Records from a data source
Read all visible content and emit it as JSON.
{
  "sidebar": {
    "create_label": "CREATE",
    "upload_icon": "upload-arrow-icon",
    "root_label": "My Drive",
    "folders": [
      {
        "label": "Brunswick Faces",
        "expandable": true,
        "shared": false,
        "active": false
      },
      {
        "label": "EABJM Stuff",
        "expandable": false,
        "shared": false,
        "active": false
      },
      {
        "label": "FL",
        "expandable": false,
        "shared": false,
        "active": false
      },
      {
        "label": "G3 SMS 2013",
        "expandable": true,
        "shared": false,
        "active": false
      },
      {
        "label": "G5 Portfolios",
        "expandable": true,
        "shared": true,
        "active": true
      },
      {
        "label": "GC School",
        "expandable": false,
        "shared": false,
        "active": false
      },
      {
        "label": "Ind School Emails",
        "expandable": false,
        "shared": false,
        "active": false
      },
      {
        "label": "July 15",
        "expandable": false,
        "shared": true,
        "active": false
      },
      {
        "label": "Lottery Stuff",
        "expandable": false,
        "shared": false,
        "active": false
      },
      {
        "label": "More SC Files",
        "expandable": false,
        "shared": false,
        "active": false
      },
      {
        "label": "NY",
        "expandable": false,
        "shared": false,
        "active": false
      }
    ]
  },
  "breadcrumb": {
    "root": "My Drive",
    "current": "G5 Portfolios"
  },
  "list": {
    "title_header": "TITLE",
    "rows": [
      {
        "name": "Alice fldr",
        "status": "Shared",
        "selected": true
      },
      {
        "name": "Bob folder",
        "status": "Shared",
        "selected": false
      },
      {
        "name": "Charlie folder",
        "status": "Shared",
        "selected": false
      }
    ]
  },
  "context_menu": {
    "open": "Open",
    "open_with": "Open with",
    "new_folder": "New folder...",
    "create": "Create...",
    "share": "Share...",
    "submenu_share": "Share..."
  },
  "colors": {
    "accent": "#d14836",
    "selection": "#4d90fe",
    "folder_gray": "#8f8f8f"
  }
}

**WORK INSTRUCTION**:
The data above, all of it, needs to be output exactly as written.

**EXPECTED OUTPUT**:
Read all visible content and emit it as JSON.
{
  "sidebar": {
    "create_label": "CREATE",
    "upload_icon": "upload-arrow-icon",
    "root_label": "My Drive",
    "folders": [
      {
        "label": "Brunswick Faces",
        "expandable": true,
        "shared": false,
        "active": false
      },
      {
        "label": "EABJM Stuff",
        "expandable": false,
        "shared": false,
        "active": false
      },
      {
        "label": "FL",
        "expandable": false,
        "shared": false,
        "active": false
      },
      {
        "label": "G3 SMS 2013",
        "expandable": true,
        "shared": false,
        "active": false
      },
      {
        "label": "G5 Portfolios",
        "expandable": true,
        "shared": true,
        "active": true
      },
      {
        "label": "GC School",
        "expandable": false,
        "shared": false,
        "active": false
      },
      {
        "label": "Ind School Emails",
        "expandable": false,
        "shared": false,
        "active": false
      },
      {
        "label": "July 15",
        "expandable": false,
        "shared": true,
        "active": false
      },
      {
        "label": "Lottery Stuff",
        "expandable": false,
        "shared": false,
        "active": false
      },
      {
        "label": "More SC Files",
        "expandable": false,
        "shared": false,
        "active": false
      },
      {
        "label": "NY",
        "expandable": false,
        "shared": false,
        "active": false
      }
    ]
  },
  "breadcrumb": {
    "root": "My Drive",
    "current": "G5 Portfolios"
  },
  "list": {
    "title_header": "TITLE",
    "rows": [
      {
        "name": "Alice fldr",
        "status": "Shared",
        "selected": true
      },
      {
        "name": "Bob folder",
        "status": "Shared",
        "selected": false
      },
      {
        "name": "Charlie folder",
        "status": "Shared",
        "selected": false
      }
    ]
  },
  "context_menu": {
    "open": "Open",
    "open_with": "Open with",
    "new_folder": "New folder...",
    "create": "Create...",
    "share": "Share...",
    "submenu_share": "Share..."
  },
  "colors": {
    "accent": "#d14836",
    "selection": "#4d90fe",
    "folder_gray": "#8f8f8f"
  }
}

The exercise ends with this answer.